Posted: 06/03/2014 12:40
Bon Hiang is a family man. He and his wife were happy for a while, when they had five healthy children.
I meet him in rural Pin Dong village, southern Laos, where he is standing in the middle of a hot and noisy crowd weighing and measuring other people’s children.
This area is home to the Sou people, an ethnic minority in Laos. Today Bon Hiang is assessing children under five in his village for malnourishment.
This village is a long bumpy drive from the nearest town. Houses here are small, flimsy, and made of wood. One communal tap – currently broken – serves the whole village, and people have little more than the food they are able to produce. Children are hungry.
Across Laos, 40% of children are malnourished, and in the poorest areas that figure is as high as 60%. Bon Hiang worked hard to support his family, but it wasn’t enough. Three of his children died because he couldn’t keep them healthy. And also, in a way, because of the ethnic group they were born into.
Travelling through Laos, meeting people from ethnic minority groups, it is clear that they have more health problems than the rest of the population. Geographical isolation, language barriers and plain old prejudice mean that certain communities are experiencing higher rates of disease and death.
Bon Hiang is working to change this. His aim is to prevent his neighbours going through what he did. Health Poverty Action provided him with the training and resources he needs to makes sure other children in his village are not malnourished, so he checks under-fives for malnutrition and teaches families about the nutritious value of the food that is available. “I want the children of our village to be healthy”, he tells me.
The marginalization of ethnic minorities is not unique to Laos.

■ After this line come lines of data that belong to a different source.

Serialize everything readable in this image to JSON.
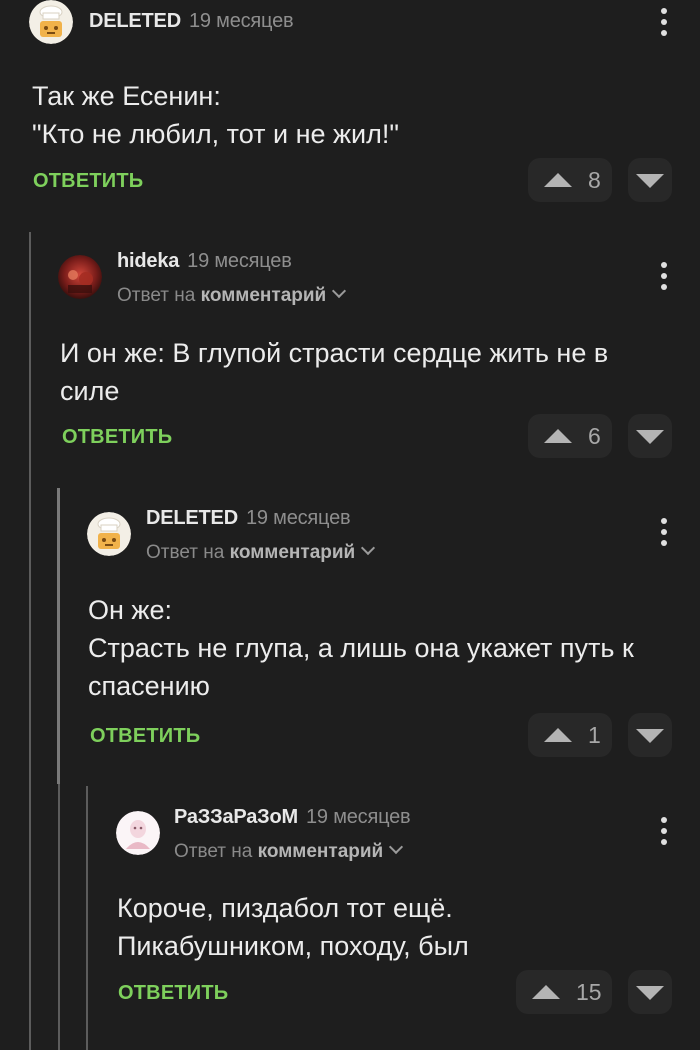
{
  "comments": [
    {
      "author": "DELETED",
      "time": "19 месяцев",
      "reply_prefix": "",
      "reply_target": "",
      "lines": [
        "Так же Есенин:",
        "\"Кто не любил, тот и не жил!\""
      ],
      "reply_label": "ОТВЕТИТЬ",
      "votes": "8",
      "avatar": "chef-avatar"
    },
    {
      "author": "hideka",
      "time": "19 месяцев",
      "reply_prefix": "Ответ на",
      "reply_target": "комментарий",
      "lines": [
        "И он же: В глупой страсти сердце жить не в",
        "силе"
      ],
      "reply_label": "ОТВЕТИТЬ",
      "votes": "6",
      "avatar": "photo-avatar"
    },
    {
      "author": "DELETED",
      "time": "19 месяцев",
      "reply_prefix": "Ответ на",
      "reply_target": "комментарий",
      "lines": [
        "Он же:",
        "Страсть не глупа, а лишь она укажет путь к",
        "спасению"
      ],
      "reply_label": "ОТВЕТИТЬ",
      "votes": "1",
      "avatar": "chef-avatar"
    },
    {
      "author": "РаЗЗаРаЗоМ",
      "time": "19 месяцев",
      "reply_prefix": "Ответ на",
      "reply_target": "комментарий",
      "lines": [
        "Короче, пиздабол тот ещё.",
        "Пикабушником, походу, был"
      ],
      "reply_label": "ОТВЕТИТЬ",
      "votes": "15",
      "avatar": "pink-avatar"
    }
  ],
  "colors": {
    "background": "#1e1e1e",
    "accent_green": "#7ed05c",
    "muted_text": "#8e8e8e"
  }
}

Through working with the poorest communities in 13 countries across Africa, Asia and Latin America, Health Poverty Action knows that it is frequently ethnic minorities that experience more poverty and worse health.
One part of the solution is working to strengthen those communities. Strengthen them by providing them with the information on health and the resources they have so far been denied. But we also need to go further, much further, and address the root cause of this problem.
Information, it seems, is the first step. Currently, most national health surveys do not break down health data by ethnicity. This means we do not have a clear picture of exactly what is leading to more disease and more deaths for ethnic minority groups. There are a variety of reasons ethnic minority groups have it worse – from local health staff not speaking their language, to living in hard to access areas – but unless the specific barriers to health are known, it is very hard to address them.
Dis aggregating health data is not without its challenges, of course. But the alternative is the continuation of the marginalization of ethnic minorities. This is not acceptable.
If health data was broken down by ethnicity, it would be clear which communities had the worst health outcomes, and why. If health data was broken down by ethnicity governments could better plan how to strengthen the health systems that support those people, and the root causes of their poor health could be tackled. And if health data was broken down by ethnicity, people like Bon Hiang would not have to fight against the odds to keep his family healthy.
Watch this interview with Bangyuan Wang, Health Poverty Action’s former country director in Laos, talking about ethnic minorities:
Health Poverty Action works in 13 countries across Africa, Asia and Latin America. In these countries it is often ethnic minority groups that experience the worst health. Find out about this in Laos from Bangyuan Wang, our country director.